Al Klimova, a.k.a. Al Kebab, owner and chef at Al Kebab Mediterranean BBQ in Groton, can’t say what his favorite restaurant is. With years and years’ worth of friends in the restaurant business, it’s awfully hard to choose, and he doesn’t want to offend anyone either.
“I have too many friends in New York City, in Chicago, in Montreal,” he says.
All of these friends have rubbed off on Klimova, whose culinary repertoire includes family recipes from the Middle East, New York-style Italian cooking, and good ol’ American barbecue. The menu at Al Kebab reflects this well-rounded background with, as one Patch writer described, such diverse dishes as “creamy taboulleh and hummus appetizers right next to succulent baby back ribs and golden cornbread.”
Indeed, besides Middle Eastern favorites like falafel, shwarma, and baba ghannouj and barbecue entries like full and half racks of slow-cooked ribs, Al Kebab serves up minestrone soup, shrimp scampi, chicken marsala, fish ‘n chips, and a sandwich called The Calabrese.
Food-lovers in Groton and the surrounding towns seem to have noticed this multicultural gem on Poquonnock Road. Al Kebab has just completed its first year in business, always a noteworthy anniversary in the restaurant industry. So in this month’s chef profile, we salute Al Klimova of Al Kebab Mediterranean BBQ.
Q1: What’s your best dish at Al Kebab? What’s so great about it?
A: “My hummus is the best because it’s always made from the freshest ingredients.”
Q2: How did you get the idea to combine Mediterranean and Middle Eastern cuisine with barbecue?
A: “The major ingredients were there begging to be given a special shot of zing, and barbecue was something I knew from when I was young, when I started in restaurants in New York City. I started with barbecue at an early age.”
Q3: What chefs inspire you?
A: “‘Begin a hazzabin’ … in the beginning ‘til now, there is always someone special in your life, always someone who influences you or whom you admire.”
Q4: What’s your favorite restaurant (besides your own)? What’s your favorite dish there?
A: “Anything but a Middle Eastern eatery. A cheeseburger. ….I have too many friends in New York City, in Chicago, in Montreal (to choose).”
Q5: What is your fondest food memory? What’s the best meal you ever ate?
A: “The first meal my grandfather made for me—stuffed eggplant.

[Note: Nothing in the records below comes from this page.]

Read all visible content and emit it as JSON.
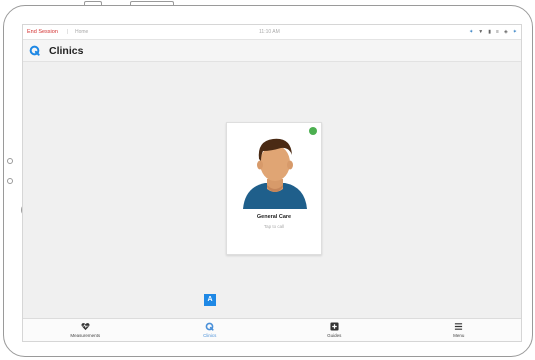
{
  "status_bar": {
    "end_session": "End Session",
    "separator": "|",
    "home": "Home",
    "time": "11:10 AM",
    "icons": [
      "bluetooth-icon",
      "wifi-icon",
      "battery-icon",
      "signal-icon",
      "volume-icon",
      "bluetooth-connected-icon"
    ]
  },
  "header": {
    "title": "Clinics",
    "logo": "clinic-logo-icon"
  },
  "clinic_card": {
    "title": "General Care",
    "subtitle": "Tap to call",
    "status": "online",
    "status_color": "#4caf50"
  },
  "callout": {
    "label": "A"
  },
  "bottom_nav": {
    "items": [
      {
        "label": "Measurements",
        "icon": "heart-pulse-icon"
      },
      {
        "label": "Clinics",
        "icon": "clinic-icon",
        "active": true
      },
      {
        "label": "Guides",
        "icon": "medical-kit-icon"
      },
      {
        "label": "Menu",
        "icon": "hamburger-menu-icon"
      }
    ]
  },
  "colors": {
    "accent": "#4a90d9",
    "end_session": "#d32f2f",
    "callout": "#1e88e5"
  }
}
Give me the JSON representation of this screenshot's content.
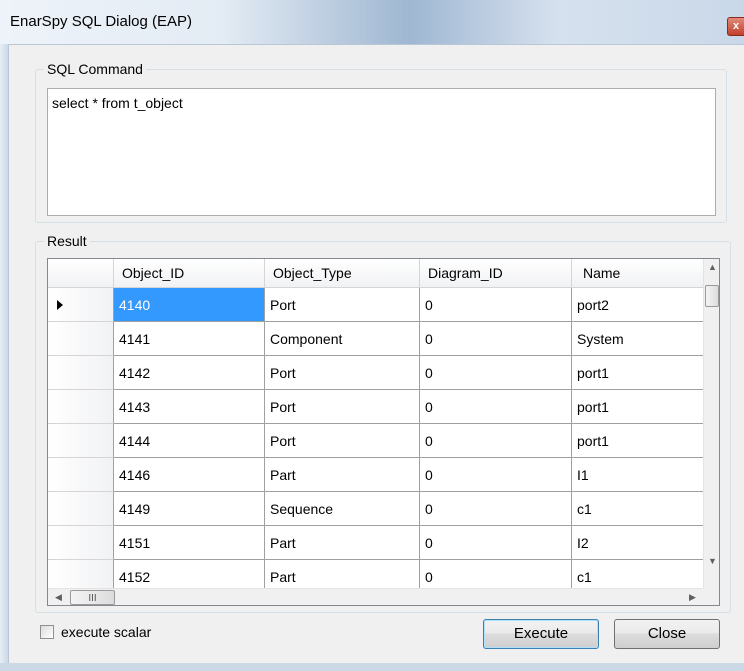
{
  "window": {
    "title": "EnarSpy SQL Dialog (EAP)",
    "close_glyph": "x"
  },
  "sql_group": {
    "label": "SQL Command",
    "command": "select * from t_object"
  },
  "result_group": {
    "label": "Result",
    "columns": [
      "Object_ID",
      "Object_Type",
      "Diagram_ID",
      "Name"
    ],
    "rows": [
      [
        "4140",
        "Port",
        "0",
        "port2"
      ],
      [
        "4141",
        "Component",
        "0",
        "System"
      ],
      [
        "4142",
        "Port",
        "0",
        "port1"
      ],
      [
        "4143",
        "Port",
        "0",
        "port1"
      ],
      [
        "4144",
        "Port",
        "0",
        "port1"
      ],
      [
        "4146",
        "Part",
        "0",
        "I1"
      ],
      [
        "4149",
        "Sequence",
        "0",
        "c1"
      ],
      [
        "4151",
        "Part",
        "0",
        "I2"
      ],
      [
        "4152",
        "Part",
        "0",
        "c1"
      ]
    ],
    "selected_row": 0,
    "current_row_indicator": "current-row-arrow-icon",
    "scrollbar_grip": "III"
  },
  "footer": {
    "execute_scalar_label": "execute scalar",
    "execute_scalar_checked": false,
    "execute_button": "Execute",
    "close_button": "Close"
  },
  "colors": {
    "selection": "#3399ff",
    "window_frame": "#aac4de",
    "dialog_background": "#f0f0f0"
  }
}
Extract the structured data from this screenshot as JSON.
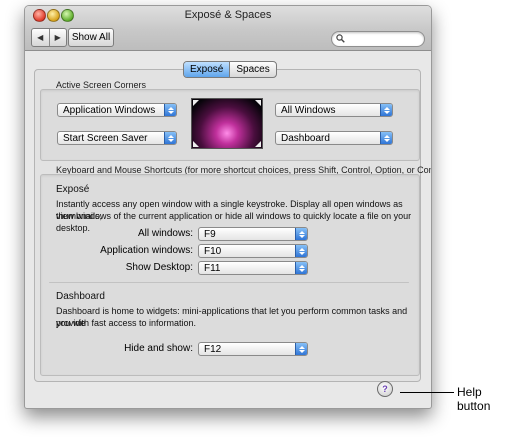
{
  "window": {
    "title": "Exposé & Spaces"
  },
  "toolbar": {
    "back_icon": "◀",
    "forward_icon": "▶",
    "show_all_label": "Show All",
    "search_value": ""
  },
  "tabs": [
    {
      "label": "Exposé",
      "selected": true
    },
    {
      "label": "Spaces",
      "selected": false
    }
  ],
  "corners": {
    "section_label": "Active Screen Corners",
    "top_left": "Application Windows",
    "bottom_left": "Start Screen Saver",
    "top_right": "All Windows",
    "bottom_right": "Dashboard"
  },
  "shortcuts": {
    "section_label": "Keyboard and Mouse Shortcuts (for more shortcut choices, press Shift, Control, Option, or Command)",
    "expose": {
      "title": "Exposé",
      "description_line1": "Instantly access any open window with a single keystroke. Display all open windows as thumbnails,",
      "description_line2": "view windows of the current application or hide all windows to quickly locate a file on your desktop.",
      "rows": [
        {
          "label": "All windows:",
          "value": "F9"
        },
        {
          "label": "Application windows:",
          "value": "F10"
        },
        {
          "label": "Show Desktop:",
          "value": "F11"
        }
      ]
    },
    "dashboard": {
      "title": "Dashboard",
      "description_line1": "Dashboard is home to widgets: mini-applications that let you perform common tasks and provide",
      "description_line2": "you with fast access to information.",
      "row": {
        "label": "Hide and show:",
        "value": "F12"
      }
    }
  },
  "help": {
    "glyph": "?",
    "annotation": "Help button"
  },
  "colors": {
    "accent": "#3b82e0",
    "window_bg": "#e8e8e8"
  }
}
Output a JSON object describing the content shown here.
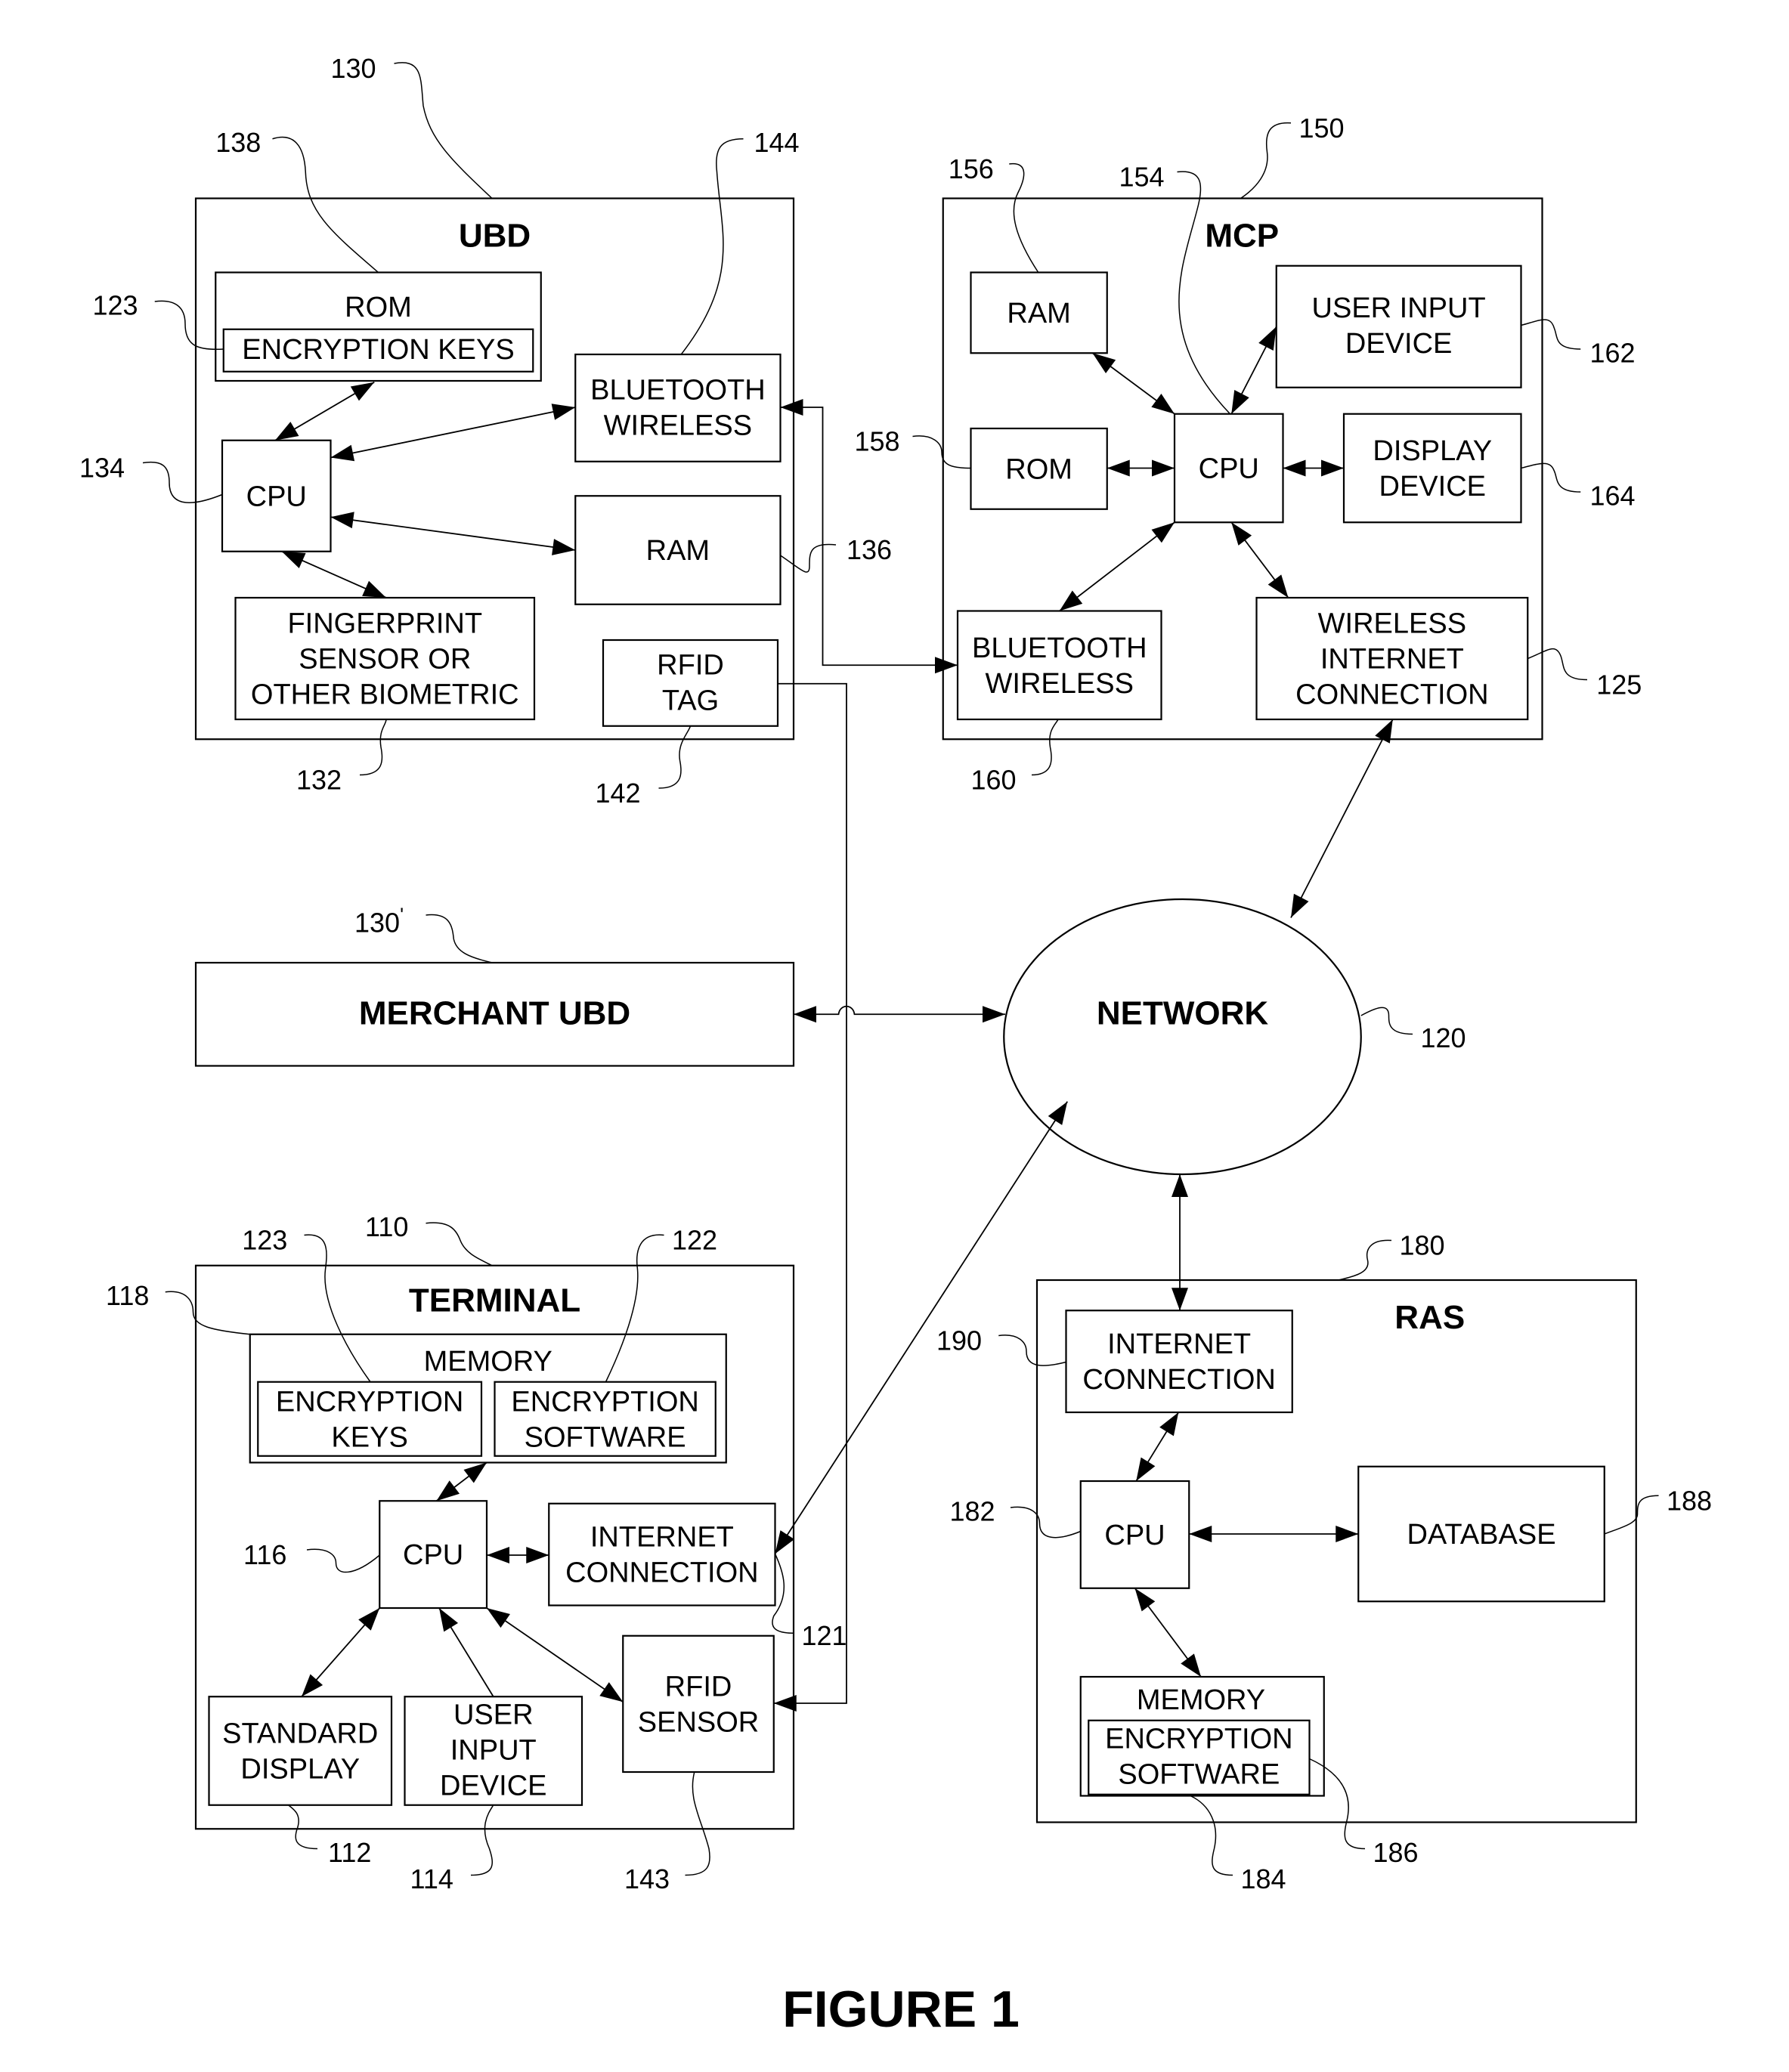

I love the thought of it even today. …My grandfather was a chef in a British embassy, and he was as good as they come.”
Q6: If you had catered the Last Supper, what would you have cooked for Jesus and his disciples?
A: “Our most popular Al Kebab meal, which is the Kebab Combo. He could take the memory of it up to heaven with him.” The Kebab Combo includes shish kebab, kefta kebab, and chicken kebab over rice and grilled vegetables, for $10.
Q7: If you were headed to the electric chair tomorrow, what would you eat for your last supper?
A: “A New York-style kosher hot dog with sauerkraut.”
Q8: If you weren’t in the restaurant business, what would you be doing for a living?
A: “I’d be a comedy host.” Klimova counts Richard Pryor, Robin Williams, and Eddie Murphy among his favorite comedians.
Q9: What is your favorite guilty pleasure?
A: “A tuna fish sandwich at Subway with a Coca-Cola.”
Q10: If you were invited to compete on “Iron Chef” and the theme ingredient was lamb, what dishes would you prepare?
A: “Invite me to the show and I will surprise you.” Not to spoil the surprise, but we might expect Al to make a few of the lamb dishes from Al Kebab’s menu, such as the marinated and charbroiled lamb kebab or the grilled Lebanese lamb pilau, or pilaf, with marinated lamb tossed with spices, nuts, and fruit over rice.
Q11: What cooking tips can you offer to those of us who don’t know an oven mitt from a catcher’s mitt?
A: “Don’t watch TV while preparing a meal.”
Q12: Without divulging any company secrets, of course, can you tell us some basic numbers about Al Kebab? Maybe how many pounds of baba ghannouj or how many ribs you serve on a busy weekend?
A: “I prepare about 20 percent more than I think I can sell. I usually sell all of that out, and the next week I do it again and hope for the best.”
Q13: What lessons about life can we learn from barbecue?
A: “Life is a well-marinated morsel of meat, a flaming fire of selected fruit woods, and a special sauce made from grandma’s recipe, all utilized in that order.”